Information supplied section start
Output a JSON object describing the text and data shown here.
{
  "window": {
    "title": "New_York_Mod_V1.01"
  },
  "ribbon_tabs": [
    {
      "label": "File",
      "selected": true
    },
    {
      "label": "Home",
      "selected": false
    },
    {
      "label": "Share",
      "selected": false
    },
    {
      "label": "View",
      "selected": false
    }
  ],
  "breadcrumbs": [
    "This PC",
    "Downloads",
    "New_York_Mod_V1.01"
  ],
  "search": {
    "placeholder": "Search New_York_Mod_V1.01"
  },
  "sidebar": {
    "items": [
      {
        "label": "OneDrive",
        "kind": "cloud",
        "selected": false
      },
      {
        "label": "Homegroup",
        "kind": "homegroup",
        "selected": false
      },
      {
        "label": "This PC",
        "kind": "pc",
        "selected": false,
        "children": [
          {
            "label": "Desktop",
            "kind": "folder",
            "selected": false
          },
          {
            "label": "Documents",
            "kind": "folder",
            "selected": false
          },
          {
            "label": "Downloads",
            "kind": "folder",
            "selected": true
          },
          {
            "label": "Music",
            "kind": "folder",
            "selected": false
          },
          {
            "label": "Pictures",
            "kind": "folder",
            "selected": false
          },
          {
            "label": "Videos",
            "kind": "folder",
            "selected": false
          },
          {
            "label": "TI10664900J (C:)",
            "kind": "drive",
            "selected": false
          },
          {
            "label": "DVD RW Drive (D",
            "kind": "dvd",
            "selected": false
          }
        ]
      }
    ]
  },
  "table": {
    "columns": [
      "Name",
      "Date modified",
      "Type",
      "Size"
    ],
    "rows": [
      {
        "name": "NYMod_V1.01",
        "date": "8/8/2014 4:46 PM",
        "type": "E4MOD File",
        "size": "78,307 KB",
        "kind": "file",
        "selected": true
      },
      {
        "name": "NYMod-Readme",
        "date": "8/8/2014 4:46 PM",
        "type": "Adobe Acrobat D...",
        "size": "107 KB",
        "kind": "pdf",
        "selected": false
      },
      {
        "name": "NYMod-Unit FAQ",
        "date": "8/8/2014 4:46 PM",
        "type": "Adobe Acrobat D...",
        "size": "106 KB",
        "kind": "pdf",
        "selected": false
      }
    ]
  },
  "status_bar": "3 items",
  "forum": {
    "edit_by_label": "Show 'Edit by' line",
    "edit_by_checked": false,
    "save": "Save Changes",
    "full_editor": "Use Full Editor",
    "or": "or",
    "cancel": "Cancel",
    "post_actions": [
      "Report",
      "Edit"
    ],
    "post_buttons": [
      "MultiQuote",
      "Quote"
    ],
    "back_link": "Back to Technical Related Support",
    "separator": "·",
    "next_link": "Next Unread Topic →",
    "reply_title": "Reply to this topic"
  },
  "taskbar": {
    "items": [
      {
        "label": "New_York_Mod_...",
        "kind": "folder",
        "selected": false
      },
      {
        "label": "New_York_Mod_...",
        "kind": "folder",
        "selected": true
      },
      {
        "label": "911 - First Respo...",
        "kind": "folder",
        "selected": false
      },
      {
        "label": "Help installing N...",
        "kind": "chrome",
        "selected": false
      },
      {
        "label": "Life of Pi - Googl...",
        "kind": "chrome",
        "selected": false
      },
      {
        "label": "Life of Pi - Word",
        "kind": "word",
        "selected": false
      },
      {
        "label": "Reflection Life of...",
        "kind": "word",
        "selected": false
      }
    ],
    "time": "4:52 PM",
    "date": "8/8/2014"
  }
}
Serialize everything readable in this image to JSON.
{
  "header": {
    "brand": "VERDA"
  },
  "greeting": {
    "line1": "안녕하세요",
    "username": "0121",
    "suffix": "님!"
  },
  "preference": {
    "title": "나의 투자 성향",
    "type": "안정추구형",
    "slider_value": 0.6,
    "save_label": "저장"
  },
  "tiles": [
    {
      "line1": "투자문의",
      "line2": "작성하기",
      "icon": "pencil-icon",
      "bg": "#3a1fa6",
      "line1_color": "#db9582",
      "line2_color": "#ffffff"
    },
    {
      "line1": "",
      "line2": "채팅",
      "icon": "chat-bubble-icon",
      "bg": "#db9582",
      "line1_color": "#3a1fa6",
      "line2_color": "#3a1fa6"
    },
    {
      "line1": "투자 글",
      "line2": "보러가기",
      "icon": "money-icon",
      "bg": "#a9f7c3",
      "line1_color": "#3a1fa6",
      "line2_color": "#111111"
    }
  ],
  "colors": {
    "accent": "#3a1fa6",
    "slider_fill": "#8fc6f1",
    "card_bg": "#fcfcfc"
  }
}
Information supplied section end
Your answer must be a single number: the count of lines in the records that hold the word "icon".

* Finished exercise: 3